• _Task objective_:
Read the data, and whenever a line holds the word "home", report that line.

--- Input material Enclosed Below ---

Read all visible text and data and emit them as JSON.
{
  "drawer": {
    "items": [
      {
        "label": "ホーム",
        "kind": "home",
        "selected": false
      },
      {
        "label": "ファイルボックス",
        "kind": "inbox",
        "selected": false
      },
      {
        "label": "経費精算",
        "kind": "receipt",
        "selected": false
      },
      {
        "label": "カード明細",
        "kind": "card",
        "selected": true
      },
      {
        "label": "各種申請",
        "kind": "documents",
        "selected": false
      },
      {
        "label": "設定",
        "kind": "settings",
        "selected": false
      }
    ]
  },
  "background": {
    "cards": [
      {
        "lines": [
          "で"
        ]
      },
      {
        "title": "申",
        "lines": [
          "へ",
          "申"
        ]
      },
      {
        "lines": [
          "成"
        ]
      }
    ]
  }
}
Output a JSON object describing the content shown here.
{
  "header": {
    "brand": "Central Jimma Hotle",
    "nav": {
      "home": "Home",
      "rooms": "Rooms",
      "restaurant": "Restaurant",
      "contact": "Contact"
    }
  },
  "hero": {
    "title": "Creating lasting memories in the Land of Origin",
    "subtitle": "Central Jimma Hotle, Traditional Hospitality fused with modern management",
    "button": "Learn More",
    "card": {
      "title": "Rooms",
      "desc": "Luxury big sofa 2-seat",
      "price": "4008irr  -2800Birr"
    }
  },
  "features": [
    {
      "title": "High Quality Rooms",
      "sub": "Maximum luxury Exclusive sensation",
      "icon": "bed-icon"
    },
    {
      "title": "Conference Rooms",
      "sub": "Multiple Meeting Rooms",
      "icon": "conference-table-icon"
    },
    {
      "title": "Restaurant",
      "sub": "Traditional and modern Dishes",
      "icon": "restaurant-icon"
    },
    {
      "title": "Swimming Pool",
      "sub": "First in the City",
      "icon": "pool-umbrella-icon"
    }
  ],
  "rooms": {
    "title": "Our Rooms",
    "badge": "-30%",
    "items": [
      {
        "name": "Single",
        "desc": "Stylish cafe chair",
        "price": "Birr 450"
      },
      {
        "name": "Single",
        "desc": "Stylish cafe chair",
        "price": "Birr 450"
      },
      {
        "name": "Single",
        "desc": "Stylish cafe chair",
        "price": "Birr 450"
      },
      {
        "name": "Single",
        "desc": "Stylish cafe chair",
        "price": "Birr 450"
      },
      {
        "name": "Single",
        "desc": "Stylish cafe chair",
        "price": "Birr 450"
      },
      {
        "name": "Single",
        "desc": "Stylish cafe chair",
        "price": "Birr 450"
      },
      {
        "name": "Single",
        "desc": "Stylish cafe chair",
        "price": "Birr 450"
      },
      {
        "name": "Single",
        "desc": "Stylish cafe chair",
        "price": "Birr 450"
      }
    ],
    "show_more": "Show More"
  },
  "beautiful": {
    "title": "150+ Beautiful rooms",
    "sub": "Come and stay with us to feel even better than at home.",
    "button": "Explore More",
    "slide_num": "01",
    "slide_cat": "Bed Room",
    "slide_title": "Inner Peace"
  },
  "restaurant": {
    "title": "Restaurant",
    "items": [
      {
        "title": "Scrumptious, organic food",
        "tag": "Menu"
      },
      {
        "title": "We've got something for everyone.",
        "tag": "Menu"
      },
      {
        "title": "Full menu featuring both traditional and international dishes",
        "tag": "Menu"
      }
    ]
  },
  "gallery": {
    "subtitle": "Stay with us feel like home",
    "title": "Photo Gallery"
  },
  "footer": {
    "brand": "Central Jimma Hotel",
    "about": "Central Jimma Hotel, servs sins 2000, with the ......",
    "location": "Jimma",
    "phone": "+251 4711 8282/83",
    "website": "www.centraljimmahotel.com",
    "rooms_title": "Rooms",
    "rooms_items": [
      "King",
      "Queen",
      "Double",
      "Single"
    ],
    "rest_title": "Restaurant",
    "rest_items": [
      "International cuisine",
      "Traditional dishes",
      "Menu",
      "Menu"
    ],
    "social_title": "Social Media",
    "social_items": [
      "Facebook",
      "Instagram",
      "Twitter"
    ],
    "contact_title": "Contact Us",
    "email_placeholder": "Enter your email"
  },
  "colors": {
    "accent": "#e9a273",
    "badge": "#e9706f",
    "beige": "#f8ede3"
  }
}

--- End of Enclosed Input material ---
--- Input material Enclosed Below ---

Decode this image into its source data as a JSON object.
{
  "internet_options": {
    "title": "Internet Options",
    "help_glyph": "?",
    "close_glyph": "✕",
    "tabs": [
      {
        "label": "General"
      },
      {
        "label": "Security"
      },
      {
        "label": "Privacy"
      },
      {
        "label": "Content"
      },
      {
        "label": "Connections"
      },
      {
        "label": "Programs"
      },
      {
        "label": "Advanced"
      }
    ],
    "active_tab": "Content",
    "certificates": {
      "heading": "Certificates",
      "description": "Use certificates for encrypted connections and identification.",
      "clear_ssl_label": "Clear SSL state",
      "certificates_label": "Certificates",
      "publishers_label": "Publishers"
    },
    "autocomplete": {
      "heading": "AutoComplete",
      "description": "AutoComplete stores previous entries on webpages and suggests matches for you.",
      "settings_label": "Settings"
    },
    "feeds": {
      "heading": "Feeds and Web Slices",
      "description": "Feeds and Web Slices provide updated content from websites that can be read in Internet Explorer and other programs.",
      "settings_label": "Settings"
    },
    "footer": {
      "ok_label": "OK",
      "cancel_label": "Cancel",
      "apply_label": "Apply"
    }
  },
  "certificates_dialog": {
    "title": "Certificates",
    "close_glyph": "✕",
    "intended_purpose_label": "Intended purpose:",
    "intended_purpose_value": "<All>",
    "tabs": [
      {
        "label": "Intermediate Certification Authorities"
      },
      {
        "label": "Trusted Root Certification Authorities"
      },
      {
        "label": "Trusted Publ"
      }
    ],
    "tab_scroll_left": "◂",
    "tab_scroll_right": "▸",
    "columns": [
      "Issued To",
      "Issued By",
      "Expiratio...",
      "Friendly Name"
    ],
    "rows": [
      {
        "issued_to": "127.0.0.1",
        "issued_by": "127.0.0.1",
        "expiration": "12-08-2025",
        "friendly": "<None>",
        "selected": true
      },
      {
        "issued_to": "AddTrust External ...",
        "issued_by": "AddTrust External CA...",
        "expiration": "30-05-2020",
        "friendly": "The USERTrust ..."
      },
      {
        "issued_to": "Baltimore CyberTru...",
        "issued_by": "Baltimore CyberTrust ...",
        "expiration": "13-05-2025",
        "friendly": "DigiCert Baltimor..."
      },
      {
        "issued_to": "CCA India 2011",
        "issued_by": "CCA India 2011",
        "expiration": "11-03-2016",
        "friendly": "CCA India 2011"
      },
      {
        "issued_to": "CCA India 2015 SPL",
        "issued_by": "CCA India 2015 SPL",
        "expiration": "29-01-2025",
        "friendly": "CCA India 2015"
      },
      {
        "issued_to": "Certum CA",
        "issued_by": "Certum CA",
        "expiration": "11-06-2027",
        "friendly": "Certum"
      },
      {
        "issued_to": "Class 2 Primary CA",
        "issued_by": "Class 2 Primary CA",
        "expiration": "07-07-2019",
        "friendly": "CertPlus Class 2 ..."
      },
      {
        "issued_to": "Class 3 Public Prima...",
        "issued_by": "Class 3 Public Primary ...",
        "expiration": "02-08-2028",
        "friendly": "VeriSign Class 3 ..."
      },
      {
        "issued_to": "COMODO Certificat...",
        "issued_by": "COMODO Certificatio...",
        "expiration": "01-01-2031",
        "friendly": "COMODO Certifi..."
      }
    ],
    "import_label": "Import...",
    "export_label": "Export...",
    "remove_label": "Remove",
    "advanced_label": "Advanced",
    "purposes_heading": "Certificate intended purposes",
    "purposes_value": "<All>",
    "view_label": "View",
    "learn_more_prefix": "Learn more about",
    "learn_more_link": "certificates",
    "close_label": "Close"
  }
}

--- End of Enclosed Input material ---

• _Solution for this problem_:
        "kind": "home",
      "home": "Home",
    "sub": "Come and stay with us to feel even better than at home.",
    "subtitle": "Stay with us feel like home",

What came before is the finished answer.